"Then I got up to the firing line. I was lying next to a major who was shot in both legs. He asked me what sort of shot I was so I told him not bad, so told me to try the range at 500 yards, but my shot went over their heads so tried 450 and got right on to them. It was awful hearing the wounded crying out and seeing the dead lying round you.
"Well after a while a bullet hit me, and just grazed my wrist enough to burn the skin. I didn't take any notice of that, but about five minutes after one got me clean through the arm. I tried to go on but was settled. Just as I got hit the chap next to me got one also.
"I then made my way back to the beach. I reckon I have more luck than Jessie the Elephant not getting hit on the way back. When I got back the doctor dressed my wounds. I went into the hospital boat. We lost 15 men on the boat. There were about 5,000 to 6,000 wounded and killed the first day."
Craig went on to recount reports he had heard that the 2nd Brigade had been sent to reinforce the French and British after two days rest and with barely 1000 men left.

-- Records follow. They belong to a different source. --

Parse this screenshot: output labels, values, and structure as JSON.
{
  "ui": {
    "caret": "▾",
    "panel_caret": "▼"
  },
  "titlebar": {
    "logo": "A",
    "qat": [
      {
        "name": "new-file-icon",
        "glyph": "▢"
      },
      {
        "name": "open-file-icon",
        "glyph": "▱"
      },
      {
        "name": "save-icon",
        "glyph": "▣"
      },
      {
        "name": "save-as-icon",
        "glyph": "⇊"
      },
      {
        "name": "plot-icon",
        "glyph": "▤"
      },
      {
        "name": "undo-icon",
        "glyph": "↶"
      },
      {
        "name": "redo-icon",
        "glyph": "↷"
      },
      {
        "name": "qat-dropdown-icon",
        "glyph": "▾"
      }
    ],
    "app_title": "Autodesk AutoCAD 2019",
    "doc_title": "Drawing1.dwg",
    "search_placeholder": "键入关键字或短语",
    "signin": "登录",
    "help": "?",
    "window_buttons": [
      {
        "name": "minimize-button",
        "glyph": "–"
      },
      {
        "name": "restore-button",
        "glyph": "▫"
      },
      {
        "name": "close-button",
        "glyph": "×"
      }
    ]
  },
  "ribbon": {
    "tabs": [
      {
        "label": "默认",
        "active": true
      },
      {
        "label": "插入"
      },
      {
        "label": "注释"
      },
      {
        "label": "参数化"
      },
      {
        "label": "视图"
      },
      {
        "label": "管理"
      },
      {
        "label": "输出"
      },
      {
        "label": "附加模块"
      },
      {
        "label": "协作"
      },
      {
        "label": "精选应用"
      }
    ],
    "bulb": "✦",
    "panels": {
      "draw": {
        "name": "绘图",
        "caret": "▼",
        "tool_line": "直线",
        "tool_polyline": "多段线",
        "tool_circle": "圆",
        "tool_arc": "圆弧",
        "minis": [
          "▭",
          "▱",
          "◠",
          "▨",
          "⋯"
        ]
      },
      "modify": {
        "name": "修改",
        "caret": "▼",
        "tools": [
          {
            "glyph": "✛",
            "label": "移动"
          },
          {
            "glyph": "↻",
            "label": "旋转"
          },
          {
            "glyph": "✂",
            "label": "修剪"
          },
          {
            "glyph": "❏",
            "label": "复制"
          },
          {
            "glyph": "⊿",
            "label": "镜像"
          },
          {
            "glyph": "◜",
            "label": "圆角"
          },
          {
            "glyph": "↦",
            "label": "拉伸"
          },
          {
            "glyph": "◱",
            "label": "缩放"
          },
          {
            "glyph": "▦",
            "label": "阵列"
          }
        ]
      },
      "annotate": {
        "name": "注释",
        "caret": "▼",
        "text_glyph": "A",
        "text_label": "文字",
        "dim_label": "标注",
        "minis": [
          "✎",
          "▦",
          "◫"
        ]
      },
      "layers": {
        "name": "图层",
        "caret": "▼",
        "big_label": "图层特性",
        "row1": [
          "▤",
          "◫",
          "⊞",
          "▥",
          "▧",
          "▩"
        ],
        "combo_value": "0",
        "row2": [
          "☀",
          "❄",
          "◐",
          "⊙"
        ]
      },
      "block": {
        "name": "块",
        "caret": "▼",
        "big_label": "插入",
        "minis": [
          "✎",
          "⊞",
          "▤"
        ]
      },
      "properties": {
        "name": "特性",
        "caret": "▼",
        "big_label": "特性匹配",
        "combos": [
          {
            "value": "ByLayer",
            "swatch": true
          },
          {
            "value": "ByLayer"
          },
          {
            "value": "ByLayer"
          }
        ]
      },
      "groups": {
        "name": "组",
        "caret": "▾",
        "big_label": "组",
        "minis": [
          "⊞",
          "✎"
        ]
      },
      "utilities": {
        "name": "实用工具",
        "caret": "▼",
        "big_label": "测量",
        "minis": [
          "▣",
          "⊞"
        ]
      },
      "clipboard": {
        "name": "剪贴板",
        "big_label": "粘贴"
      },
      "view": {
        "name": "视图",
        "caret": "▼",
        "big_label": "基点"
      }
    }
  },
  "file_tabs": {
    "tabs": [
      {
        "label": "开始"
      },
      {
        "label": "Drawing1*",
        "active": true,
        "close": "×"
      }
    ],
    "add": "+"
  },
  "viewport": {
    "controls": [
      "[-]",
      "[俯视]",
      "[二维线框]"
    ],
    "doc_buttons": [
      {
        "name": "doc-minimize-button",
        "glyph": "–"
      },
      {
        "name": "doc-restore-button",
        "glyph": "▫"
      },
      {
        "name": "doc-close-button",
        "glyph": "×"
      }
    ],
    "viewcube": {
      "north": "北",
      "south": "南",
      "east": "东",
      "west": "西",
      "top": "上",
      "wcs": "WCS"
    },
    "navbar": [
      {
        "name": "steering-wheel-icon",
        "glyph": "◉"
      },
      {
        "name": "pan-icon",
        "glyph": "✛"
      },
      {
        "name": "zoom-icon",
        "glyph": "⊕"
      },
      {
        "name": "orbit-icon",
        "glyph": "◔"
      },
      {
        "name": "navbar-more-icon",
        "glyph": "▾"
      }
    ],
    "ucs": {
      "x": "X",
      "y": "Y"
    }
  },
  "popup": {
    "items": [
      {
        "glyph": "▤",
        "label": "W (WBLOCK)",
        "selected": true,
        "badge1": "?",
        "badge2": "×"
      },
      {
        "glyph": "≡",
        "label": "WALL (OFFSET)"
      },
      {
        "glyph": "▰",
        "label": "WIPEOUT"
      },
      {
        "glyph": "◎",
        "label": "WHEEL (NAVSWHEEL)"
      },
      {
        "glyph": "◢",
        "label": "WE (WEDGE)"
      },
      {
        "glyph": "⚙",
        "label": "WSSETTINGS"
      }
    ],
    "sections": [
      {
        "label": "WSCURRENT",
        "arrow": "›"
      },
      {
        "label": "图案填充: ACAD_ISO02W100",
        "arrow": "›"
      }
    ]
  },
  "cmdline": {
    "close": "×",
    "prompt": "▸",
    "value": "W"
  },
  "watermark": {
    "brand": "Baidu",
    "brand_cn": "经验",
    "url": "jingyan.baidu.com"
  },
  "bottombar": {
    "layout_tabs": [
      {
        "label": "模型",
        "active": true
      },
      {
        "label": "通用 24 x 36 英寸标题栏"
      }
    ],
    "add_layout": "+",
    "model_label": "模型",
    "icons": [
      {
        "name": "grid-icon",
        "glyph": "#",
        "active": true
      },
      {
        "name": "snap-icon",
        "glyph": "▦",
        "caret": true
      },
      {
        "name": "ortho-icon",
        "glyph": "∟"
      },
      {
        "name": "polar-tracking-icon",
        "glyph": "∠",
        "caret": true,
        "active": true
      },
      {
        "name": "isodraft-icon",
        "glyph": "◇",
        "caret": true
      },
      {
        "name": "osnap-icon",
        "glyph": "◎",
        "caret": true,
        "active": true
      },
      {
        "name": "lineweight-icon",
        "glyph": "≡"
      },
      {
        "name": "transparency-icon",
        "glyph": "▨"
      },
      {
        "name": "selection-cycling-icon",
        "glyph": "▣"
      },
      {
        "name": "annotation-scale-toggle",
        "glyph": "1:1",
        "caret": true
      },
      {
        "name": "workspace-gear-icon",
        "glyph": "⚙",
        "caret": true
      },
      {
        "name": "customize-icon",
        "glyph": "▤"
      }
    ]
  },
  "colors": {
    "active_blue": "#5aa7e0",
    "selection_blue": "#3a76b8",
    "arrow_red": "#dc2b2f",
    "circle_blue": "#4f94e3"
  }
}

"They were told that as they put in such good work the first day that it was a post of honour they were being sent there," Craig wrote.
"When they arrived I believe it was as bad as when we landed. The French are fair squibs, worse than Ricketts. Our boys advanced to where the French and British were."
"The brigadier came along and called out 'Come on Australians, show these French and British beggars how to fight.' That was enough. They jumped out of the trenches and charged. They left the French and British behind but the Australians got shot down like rabbits. I believe there is only about 200 of the 2nd Brigade left on the field and not one officer."
Craig was obviously proud of the Australian contribution and fighting skills.
"Well Ken, I suppose you are tired of reading this and think I am boasting of ourselves too much but everybody calls us the 'White Gurkhas'. A Tommy told me that a Seat of Gold was not good enough for the Australians to sit upon. When you receive this I will be right in it again."
Harold Gordon Craig was sent back to Gallipoli where he was severely wounded by an exploding bomb during an attack on the German officers' trench on 7 August. He died the next day on 8 August 1915 on a hospital ship and was buried at sea.
He is commemorated at the Lone Pine Memorial at Gallipoli which is dedicated to
"the glory of God and in lasting memorial of 3268 Australian soldiers who fought on Gallipoli in 1915 and have no known graves, and 456 New Zealand soldiers whose names are not recorded in other areas of the Peninsula but who fell in the Anzac area and have no known graves; and also of 960 Australians and 252 New Zealanders who, fighting on Gallipoli in 1915, incurred mortal wounds or sickness and found burial at sea."